In a word, tween boys are connected—to their emotions, friends, and screens.
Technology is a huge part of tween boys’ lives. It’s how they play, learn, and communicate. Even when they’re offline at track practice or the playground, they bond by mimicking the latest FORTNITE emotes.
The internet is the lens through which tween boys see the world, which has its pitfalls, but underneath the surface of video games, YouTube videos, and group texts are kids desperate to fit in, be liked, and find their way. The way tweens connect today is much different than when MTV was my channel to the world, but the journey—of self-discovery, angst, eye rolls, and acne—is timeless.
Here’s what I know for sure about raising a TWEEN boy.

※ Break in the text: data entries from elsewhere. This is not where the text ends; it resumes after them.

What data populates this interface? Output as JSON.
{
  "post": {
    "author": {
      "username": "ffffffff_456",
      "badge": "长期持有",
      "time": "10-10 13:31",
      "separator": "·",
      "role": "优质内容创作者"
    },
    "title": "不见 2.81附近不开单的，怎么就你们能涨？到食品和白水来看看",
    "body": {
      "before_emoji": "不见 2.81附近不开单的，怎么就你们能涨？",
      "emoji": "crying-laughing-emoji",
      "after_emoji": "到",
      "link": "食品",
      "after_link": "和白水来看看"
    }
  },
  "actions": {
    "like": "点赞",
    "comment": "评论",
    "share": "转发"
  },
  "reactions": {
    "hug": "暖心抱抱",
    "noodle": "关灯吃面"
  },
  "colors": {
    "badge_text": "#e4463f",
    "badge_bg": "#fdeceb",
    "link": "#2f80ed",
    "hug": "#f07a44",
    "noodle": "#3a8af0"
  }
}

Spoiler alert. Boys are emotional creatures. Unexplained tears, unexpected foul moods, and loud bouts of “Get away from me!” are the new normal. As my son’s perimenopausal mother, I have nothing but compassion for his plight, but so far my attempt to create a solidarity handshake has been met with eye rolls.
If the signature scent of babyhood is the crisp, clean aroma of Dreft, the signature scent of a tween boy is the soggy, grimy odor of worn socks. Showers are no longer optional, and DEODERANT IS A MUST if you want your son’s teachers to look him in the eye at school.
Remember when your threenager asked “Why?” six billion times before breakfast? You’ll miss those days when your tween boy starts asking “What?” What is sex? What is divorce? What is cancer? What is a condom? What is weed?
He speaks another language.
I’m not talking about Mandarin or text talk. I’m talking about “That’s cringe!” and “That’s sick!” And when tween boys exhaust their vocal slang, they communicate through dance by dabbing and flossing.
He’s a know-it-all.
My tween boy knows how to upload “vids,” stream on Twitch, and play Fortnite like a pro, but he also believes everything he watches on YouTube is true. Thankfully, he’s curious (see #3) and asks a lot of questions.
He has FOMO.
My tween son doesn’t have any social media yet, but who needs Instagram when you’re a member of the mammoth 5th grade group text? He wants to be anywhere and everywhere his friends are, and now he knows everyone’s business 24/7.
I’m willing to bet I didn’t ask my mom questions like, “How can Trump be against immigration when his wife is an immigrant?” when I was eleven years old. Even when tween boys are laughing at memes or chatting in Roblox, current events, culture, and politics seep in. Again, it’s a good thing he’s curious (#3).
He’s old enough AND too young.
The best description of TWEENHOOD I’ve heard is that it’s the period of time when your kid is old enough for you to go out, but young enough that he can’t. I don’t have to drag my son to my mammogram appointment, AND he’s too young to engage in Saturday night shenanigans. Phew! For now…
Until recently, my son’s only requirement for clothing was: no tags. Now, his appearance is as important as the air he breathes. His hair is blue and wild, all shirts must have images of pugs, and sneakers must be “lit,” whatever that means.
He follows my hair and beauty regimen.
MIDDLE-AGED WOMEN and tween boys have a surprising amount of hygiene habits in common. My son and I share color-treated shampoo and acne wipes. Still no handshake, but I won’t give up!
He’s still a kid.
Our tweens might act 9 going on 19, but they’re still our LITTLE BOYS. My son asks to be tucked in every night, believes full-heartedly in the Tooth Fairy, and on occasion still calls me Mommy, which unlike the sound of the screaming goats he listens to on YouTube, is music to my ears.
The middle space between childhood and teenhood is fleeting, and the stakes to raise this new generation of connected tween boys to become a happy, caring, and contributing adults “IRL” are high.
I’m taking copious notes because despite the burden, I relish watching my son make sense of the world around him…even when screens are involved. That, and I have another boy in the tween pipe line, so it’ll be nice to have something to refer to when he starts rolling his eyes, too.
Your style is unique compared to other people I’ve read stuff from.
I appreciate you for posting when you’ve got the opportunity, Guess I will just bookmark this page.
Thanks for sharing, I’m in the 10tween stage and it rough. I feel as if my son has been snatched and replaced with a grumpy gamer. Glad to hear I’m not the only one. 🙂